Jeff and Family to Bent Tree
May 18-20 , 2008
We had looked forward to this trip to Bent Tree since it had been so long since they had been able to get up into the North Georgia mountain. We settled in for dinner at the house on Sunday, May 18.
After supper the girls were interested in learning to play chess. Rod with Elyse as she tries a few moves, but then Rod played games with Ashleigh and Jordan. They learned quickly and made progress in the game. We had a nice sunset and then played until fairly late.
The girls awoke in a playful mood and we had a good breakfast before the days activities.
The mountain laurels were blooming luxuriously along the roads.
We were getting ready for a hike to the top of the mountain and Brenda came outside with the girls.
Rod withAshleigh and Jordan at our traditional picture spot at the top of Buckskull as we head out on our hike.
We walked up Chestnut Cove Trail and then into the woods at the point where a huge old chestnut log lay. Jordan and Ashleigh are on top of it in the shot above left, but you can hardly see it. We told them the story of the Chestnut blight of 1927 that killed all the Chestnuts. Above right, Ashleigh holds a piece of the root of the bloodroot plant. We had told her that story as well and used the bloodroot as "warpaint" across her cheeks. We had seen some dramatic examples of the root color on the recent RA trip.
From the log we headed up the streambed, climbing steeply up to the ridge that takes us to the top of Big Stump Mountain.
I was very surprised to find what appears to be a yellow orchid about halfway up to the rock ridge from the road. It may be more in the class of a pitcher plant, but it is something I have never seen before here in this area and I have hiked it for more than 30 years.
The white violet was the most common bloom on that ridge, and there were big patches of them. It's intriquing that the white ones remain and the violet and yellow ones are gone at this date.
Ashleigh and Jordan in their queen of the woods poses on a long up on the ridgeline.
Jeff, Ashleigh and Jordan at the rock ridge that marks the end of the steepest part of the climb up Big Stump Mountain.
A testament to the tenacity of life, the fern above was just hanging on to the bare rock wall, with tentacles going over the rock to find nutrients. The girls investigated everything, and found this neat green ball with a kind of filament structure inside.
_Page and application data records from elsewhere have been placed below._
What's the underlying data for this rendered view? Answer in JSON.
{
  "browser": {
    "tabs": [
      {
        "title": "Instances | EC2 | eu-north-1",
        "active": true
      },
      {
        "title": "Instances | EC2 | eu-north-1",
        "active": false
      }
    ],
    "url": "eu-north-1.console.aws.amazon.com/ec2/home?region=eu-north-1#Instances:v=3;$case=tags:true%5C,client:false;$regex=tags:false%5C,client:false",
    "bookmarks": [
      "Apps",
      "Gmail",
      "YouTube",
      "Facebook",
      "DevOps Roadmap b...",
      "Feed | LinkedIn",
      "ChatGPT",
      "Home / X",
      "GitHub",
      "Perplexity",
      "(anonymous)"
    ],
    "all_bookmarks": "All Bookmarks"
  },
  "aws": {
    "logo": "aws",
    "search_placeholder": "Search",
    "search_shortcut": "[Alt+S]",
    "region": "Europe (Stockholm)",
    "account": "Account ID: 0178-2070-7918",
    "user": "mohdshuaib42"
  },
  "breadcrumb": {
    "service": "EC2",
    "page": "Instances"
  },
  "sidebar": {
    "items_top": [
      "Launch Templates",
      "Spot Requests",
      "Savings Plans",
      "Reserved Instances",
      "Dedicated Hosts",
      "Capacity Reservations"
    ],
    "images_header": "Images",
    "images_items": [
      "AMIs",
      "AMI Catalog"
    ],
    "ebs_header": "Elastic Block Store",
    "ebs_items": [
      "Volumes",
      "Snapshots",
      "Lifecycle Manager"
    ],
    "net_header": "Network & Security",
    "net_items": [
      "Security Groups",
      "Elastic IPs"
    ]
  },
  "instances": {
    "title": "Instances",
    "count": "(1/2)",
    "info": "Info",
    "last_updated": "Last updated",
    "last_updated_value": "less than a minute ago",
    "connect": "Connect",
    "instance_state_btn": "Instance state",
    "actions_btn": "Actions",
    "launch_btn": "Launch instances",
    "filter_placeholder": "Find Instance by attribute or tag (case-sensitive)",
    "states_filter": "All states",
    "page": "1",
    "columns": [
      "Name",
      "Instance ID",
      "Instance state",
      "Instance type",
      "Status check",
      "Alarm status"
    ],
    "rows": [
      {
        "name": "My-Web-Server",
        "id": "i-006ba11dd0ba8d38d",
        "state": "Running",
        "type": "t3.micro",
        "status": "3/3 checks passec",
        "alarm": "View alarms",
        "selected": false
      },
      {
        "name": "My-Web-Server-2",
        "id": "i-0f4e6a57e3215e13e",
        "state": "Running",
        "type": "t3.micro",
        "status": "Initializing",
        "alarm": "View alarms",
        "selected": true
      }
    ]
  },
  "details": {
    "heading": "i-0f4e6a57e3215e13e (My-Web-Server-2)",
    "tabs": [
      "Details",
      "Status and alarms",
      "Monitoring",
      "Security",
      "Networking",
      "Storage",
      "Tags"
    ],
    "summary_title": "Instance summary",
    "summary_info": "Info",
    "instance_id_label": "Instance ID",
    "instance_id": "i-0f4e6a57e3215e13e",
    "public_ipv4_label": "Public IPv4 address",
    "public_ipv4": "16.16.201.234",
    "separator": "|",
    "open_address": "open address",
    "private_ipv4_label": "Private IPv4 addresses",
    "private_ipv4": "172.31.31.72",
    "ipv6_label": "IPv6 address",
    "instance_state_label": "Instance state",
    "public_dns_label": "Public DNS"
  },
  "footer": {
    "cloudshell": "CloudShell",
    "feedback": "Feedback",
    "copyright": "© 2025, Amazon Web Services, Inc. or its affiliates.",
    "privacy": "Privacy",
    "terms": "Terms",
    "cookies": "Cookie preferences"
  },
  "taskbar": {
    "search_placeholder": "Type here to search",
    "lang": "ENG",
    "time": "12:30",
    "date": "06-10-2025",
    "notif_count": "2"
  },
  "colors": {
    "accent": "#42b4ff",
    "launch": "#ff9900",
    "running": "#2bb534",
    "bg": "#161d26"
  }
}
I ran across and old friend, the buckeye butterfly as we crossed the top of Big Stump Mountain.
Passing the top of Big Stump Mountain, we continued up the ridge toward the top of Mt. Ogtlethorpe. We stopped off at our old climbing tree where many generations of RAs have climbed, and Ashleigh and Jordan had a go at the tree.
So we had two girls up in the tree in the beautiful woods high on the side of Mt. Ogtlethorpe.
Jeff gets into the climbing as well and then backs up Ashleigh as she makes it all the way across the bent tree to a neighboring tree where she could swing down.
We made it to the top of Mt. Ogtlethorpe at about 3300 ft! Jeff with Ashleigh and Jordan with one of the lakes of Big Canoe in the background.
Granddad Rod gets his chance to pose with the girls.
Another treat of this hike was finding this variety of trillium, which I had not seen for a long time. Ashleigh and Jordan found it under the lookout platform. The image at right shows the three-leaf structure of the plant.
The violet and white varieties of the trilium were found just a few feet away.
We headed back down from Mt. Oglethorpe and stopped on the driveway of the house closest to the tower on top of Big Stump Mountain. Ashleigh, Jeff and Jordan with a backdrop of Bent Tree's Lake Tamarack about 1500 feet below us. The image at right shows the location of the house where the picture is taken. This view of the mountain is from the beach.
||Ashleigh and Jordan coming down the steep hill behind the house. We had come down the steep service road from top of the mountain.|
Jeff makes the final approach to the house on the steep slope.
Jordan and Ashleigh in a big hollow tree just above the house on the mountainside.